Hawaiian Electric Cos. said recently that a new kind of rooftop solar system that enables households to generate their own electricity and to potentially store energy for use after the sun goes down is now being approved by Hawaiian Electric and installed on island homes.
The new systems, believed to be the first of their kind in the U.S., are being installed under Hawaiian Electric’s Customer Self-Supply Program, an alternative to the popular Customer Grid-Supply Program.
The systems are being developed specifically for the Hawaii market and use new inverter technology to provide power to the home but prevent any excess electricity from being exported to the grid. That’s important because, unlike the interconnected power grids on the mainland, there’s a physical limit to the amount of electricity that can be put on island grids at any given moment, Hawaiian Electric said Aug. 2.
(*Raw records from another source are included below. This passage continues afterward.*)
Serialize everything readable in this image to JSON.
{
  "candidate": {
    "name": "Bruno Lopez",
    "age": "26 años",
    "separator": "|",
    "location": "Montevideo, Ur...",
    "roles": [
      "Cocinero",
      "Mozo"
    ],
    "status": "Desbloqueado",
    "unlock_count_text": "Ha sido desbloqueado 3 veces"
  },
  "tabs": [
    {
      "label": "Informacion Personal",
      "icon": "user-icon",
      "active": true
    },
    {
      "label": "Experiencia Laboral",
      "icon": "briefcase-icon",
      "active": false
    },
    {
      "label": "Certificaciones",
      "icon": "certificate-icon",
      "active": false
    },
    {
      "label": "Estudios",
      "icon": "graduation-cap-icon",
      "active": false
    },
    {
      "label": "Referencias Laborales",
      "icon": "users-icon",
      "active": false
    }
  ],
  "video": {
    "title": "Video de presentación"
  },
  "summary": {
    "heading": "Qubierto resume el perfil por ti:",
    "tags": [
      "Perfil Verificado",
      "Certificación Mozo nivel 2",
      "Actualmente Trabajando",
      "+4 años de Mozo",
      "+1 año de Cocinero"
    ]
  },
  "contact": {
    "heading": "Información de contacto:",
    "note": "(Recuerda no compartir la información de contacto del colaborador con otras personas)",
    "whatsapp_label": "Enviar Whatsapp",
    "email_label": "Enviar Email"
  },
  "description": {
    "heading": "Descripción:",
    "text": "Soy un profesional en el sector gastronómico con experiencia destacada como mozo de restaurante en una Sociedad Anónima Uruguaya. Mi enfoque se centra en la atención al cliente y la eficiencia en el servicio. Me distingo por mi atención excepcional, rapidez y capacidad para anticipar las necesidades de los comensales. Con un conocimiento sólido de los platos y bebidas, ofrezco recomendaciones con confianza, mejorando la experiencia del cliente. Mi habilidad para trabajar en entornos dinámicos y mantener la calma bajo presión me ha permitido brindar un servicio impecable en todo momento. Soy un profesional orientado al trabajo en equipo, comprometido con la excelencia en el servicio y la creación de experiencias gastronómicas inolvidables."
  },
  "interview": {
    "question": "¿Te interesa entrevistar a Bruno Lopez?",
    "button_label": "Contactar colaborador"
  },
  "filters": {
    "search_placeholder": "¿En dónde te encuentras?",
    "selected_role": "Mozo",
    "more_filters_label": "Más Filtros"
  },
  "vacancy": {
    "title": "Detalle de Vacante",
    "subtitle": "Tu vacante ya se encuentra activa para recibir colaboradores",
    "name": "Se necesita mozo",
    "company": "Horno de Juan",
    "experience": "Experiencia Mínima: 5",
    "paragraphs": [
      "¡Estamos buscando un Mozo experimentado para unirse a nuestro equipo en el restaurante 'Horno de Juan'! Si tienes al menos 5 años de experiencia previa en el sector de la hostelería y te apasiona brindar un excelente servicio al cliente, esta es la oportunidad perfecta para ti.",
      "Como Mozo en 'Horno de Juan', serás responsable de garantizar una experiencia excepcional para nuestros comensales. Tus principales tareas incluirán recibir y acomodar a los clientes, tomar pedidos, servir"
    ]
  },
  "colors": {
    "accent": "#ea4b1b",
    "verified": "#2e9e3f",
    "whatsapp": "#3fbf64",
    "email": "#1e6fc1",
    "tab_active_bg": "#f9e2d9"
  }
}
A growing number of these self-supply systems, including products sold by SolarCity, Sunrun, Vivint Solar and RevoluSun, now meet the specifications set by the Hawaii Public Utilities Commission (PUC). Hawaiian Electric has been working with these companies to develop standard technical specifications that will qualify systems for an expedited approval and potentially faster installation.
Hawaii is now in the midst of a gradual, decades-long program to go 100% renewable by 2045.
The island’s first approved self-supply rooftop system was recently turned on at a home in Honolulu. Sixteen others on O‘ahu have been approved by Hawaiian Electric. Maui Electric has approved seven self-supply systems that are awaiting installation.
“Generating electricity, storing it, and using the energy on-site is the new normal. This product will help make the grid stronger and more reliable,” said Jon Yoshimura, director of policy and electricity markets for SolarCity, which recently installed a self-supply system with batteries at a home in Mānoa.